Saved data entries:
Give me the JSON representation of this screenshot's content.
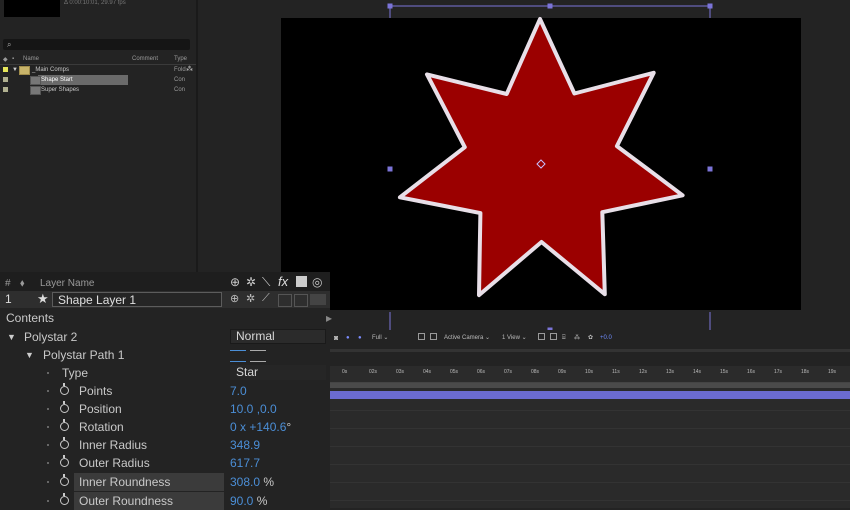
{
  "project": {
    "info_text": "Δ 0:00:10:01, 29.97 fps",
    "search_placeholder": "",
    "columns": {
      "name": "Name",
      "comment": "Comment",
      "type": "Type"
    },
    "items": [
      {
        "name": "_Main Comps",
        "type": "Fold",
        "swatch": "#e6e65a",
        "kind": "folder"
      },
      {
        "name": "Shape Start",
        "type": "Con",
        "swatch": "#b0b090",
        "kind": "comp",
        "selected": true
      },
      {
        "name": "Super Shapes",
        "type": "Con",
        "swatch": "#b0b090",
        "kind": "comp"
      }
    ]
  },
  "viewer": {
    "fill_color": "#9b0000",
    "stroke_color": "#e8dfe8",
    "toolbar": {
      "resolution": "Full",
      "camera": "Active Camera",
      "views": "1 View",
      "exposure": "+0.0"
    }
  },
  "timeline": {
    "columns": {
      "num": "#",
      "layer_name": "Layer Name"
    },
    "layer": {
      "number": "1",
      "name": "Shape Layer 1"
    },
    "contents_label": "Contents",
    "polystar_group": "Polystar 2",
    "blend_mode": "Normal",
    "path_label": "Polystar Path 1",
    "properties": [
      {
        "label": "Type",
        "value": "Star",
        "kind": "dropdown"
      },
      {
        "label": "Points",
        "value": "7.0",
        "unit": ""
      },
      {
        "label": "Position",
        "value": "10.0 ,0.0",
        "unit": ""
      },
      {
        "label": "Rotation",
        "value": "0 x +140.6",
        "unit": "°"
      },
      {
        "label": "Inner Radius",
        "value": "348.9",
        "unit": ""
      },
      {
        "label": "Outer Radius",
        "value": "617.7",
        "unit": ""
      },
      {
        "label": "Inner Roundness",
        "value": "308.0",
        "unit": "%"
      },
      {
        "label": "Outer Roundness",
        "value": "90.0",
        "unit": "%"
      }
    ],
    "ruler_ticks": [
      "0s",
      "02s",
      "03s",
      "04s",
      "05s",
      "06s",
      "07s",
      "08s",
      "09s",
      "10s",
      "11s",
      "12s",
      "13s",
      "14s",
      "15s",
      "16s",
      "17s",
      "18s",
      "19s"
    ]
  }
}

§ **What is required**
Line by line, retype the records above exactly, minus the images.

§ **Answer to this task**
Give me the JSON representation of this screenshot's content.
{
  "project": {
    "info_text": "Δ 0:00:10:01, 29.97 fps",
    "search_placeholder": "",
    "columns": {
      "name": "Name",
      "comment": "Comment",
      "type": "Type"
    },
    "items": [
      {
        "name": "_Main Comps",
        "type": "Fold",
        "swatch": "#e6e65a",
        "kind": "folder"
      },
      {
        "name": "Shape Start",
        "type": "Con",
        "swatch": "#b0b090",
        "kind": "comp",
        "selected": true
      },
      {
        "name": "Super Shapes",
        "type": "Con",
        "swatch": "#b0b090",
        "kind": "comp"
      }
    ]
  },
  "viewer": {
    "fill_color": "#9b0000",
    "stroke_color": "#e8dfe8",
    "toolbar": {
      "resolution": "Full",
      "camera": "Active Camera",
      "views": "1 View",
      "exposure": "+0.0"
    }
  },
  "timeline": {
    "columns": {
      "num": "#",
      "layer_name": "Layer Name"
    },
    "layer": {
      "number": "1",
      "name": "Shape Layer 1"
    },
    "contents_label": "Contents",
    "polystar_group": "Polystar 2",
    "blend_mode": "Normal",
    "path_label": "Polystar Path 1",
    "properties": [
      {
        "label": "Type",
        "value": "Star",
        "kind": "dropdown"
      },
      {
        "label": "Points",
        "value": "7.0",
        "unit": ""
      },
      {
        "label": "Position",
        "value": "10.0 ,0.0",
        "unit": ""
      },
      {
        "label": "Rotation",
        "value": "0 x +140.6",
        "unit": "°"
      },
      {
        "label": "Inner Radius",
        "value": "348.9",
        "unit": ""
      },
      {
        "label": "Outer Radius",
        "value": "617.7",
        "unit": ""
      },
      {
        "label": "Inner Roundness",
        "value": "308.0",
        "unit": "%"
      },
      {
        "label": "Outer Roundness",
        "value": "90.0",
        "unit": "%"
      }
    ],
    "ruler_ticks": [
      "0s",
      "02s",
      "03s",
      "04s",
      "05s",
      "06s",
      "07s",
      "08s",
      "09s",
      "10s",
      "11s",
      "12s",
      "13s",
      "14s",
      "15s",
      "16s",
      "17s",
      "18s",
      "19s"
    ]
  }
}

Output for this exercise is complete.